On April 29, 2013, from 11 AM-12 noon, Bennett Greenspan will be the featured speaker in the CSE Distinguished Lecture Series in the Georgia Tech Auditorium located in the Technology Square Research Building, 85 Fifth Street, Atlanta, Georgia, 30332.
Bennett will be speaking about bridging the gap between traditional genealogy and genetics, and will be discussing the various kinds of testing and when each is important. He will also be talking about new technology, exome and full genome sequencing and how that will be important to individuals.
Always a man with his eye on the horizon, thankfully for genetic genealogists, Bennett says the genomic revolution has just begun.
You can read more here: http://www.cse.gatech.edu/events/cse-distinguished-lecture-series-bennett-greenspan
Bennett is also speaking at the Bremen Museum on Sunday, April 28th at 2PM about using DNA to settle family disputes, connect to long-lost relatives and to garner an appreciation for where your ancestors came from and where they journeyed since our departure from Africa.
You can read more about this here: http://www.thebreman.org/events-n-programs/calendar.html
For those who have never heard Bennett speak, he is an exceptional speaker and makes genetic genealogy not only understandable, but very attractive to the novice. Being a genealogist before genetic genealogy, a field established by Family Tree DNA, he brings a very powerful personal story to the table.
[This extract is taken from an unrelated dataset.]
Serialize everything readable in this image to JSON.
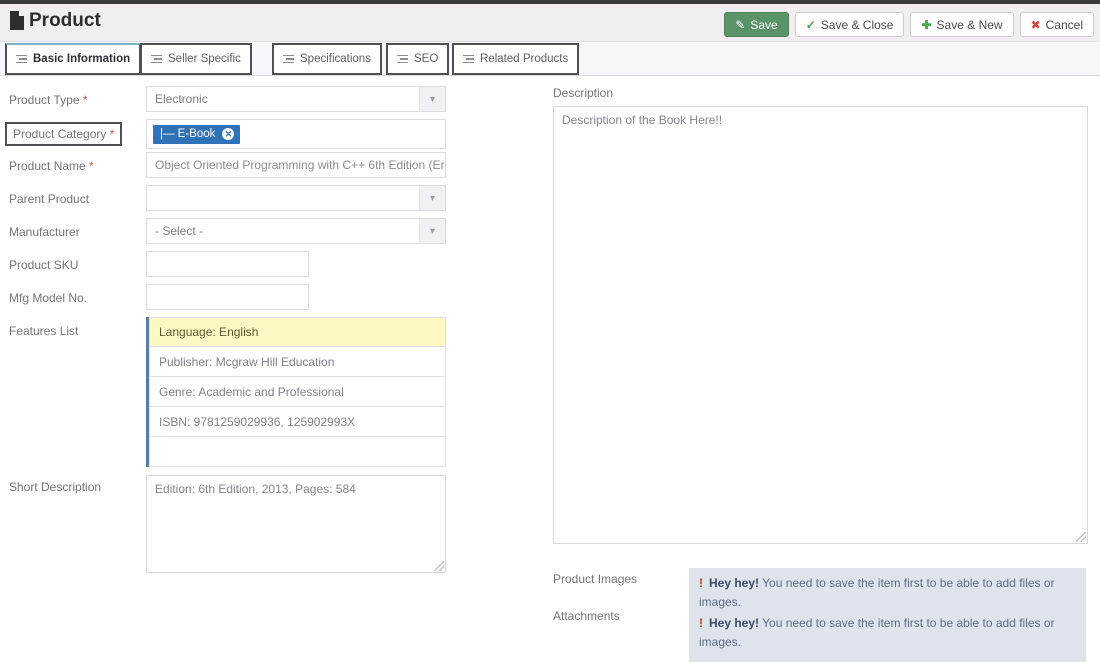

He has a way of speaking and simplifying the complex that resonates with people.
This is also a rare opportunity to hear someone personally who has directly caused a technology revolution. Bennett founded Family Tree DNA in 2000, actually, almost by accident, as a result of the process he went through trying to answer one of his own long-standing genealogy questions.
I hope you’ll have the opportunity to attend one or both of these presentations. Even though I’ve heard Bennett many times, if I were anyplace to close to Atlanta, you can bet I’d be in the audience. Hearing Bennett speak makes me fall in love with genetic genealogy all over again!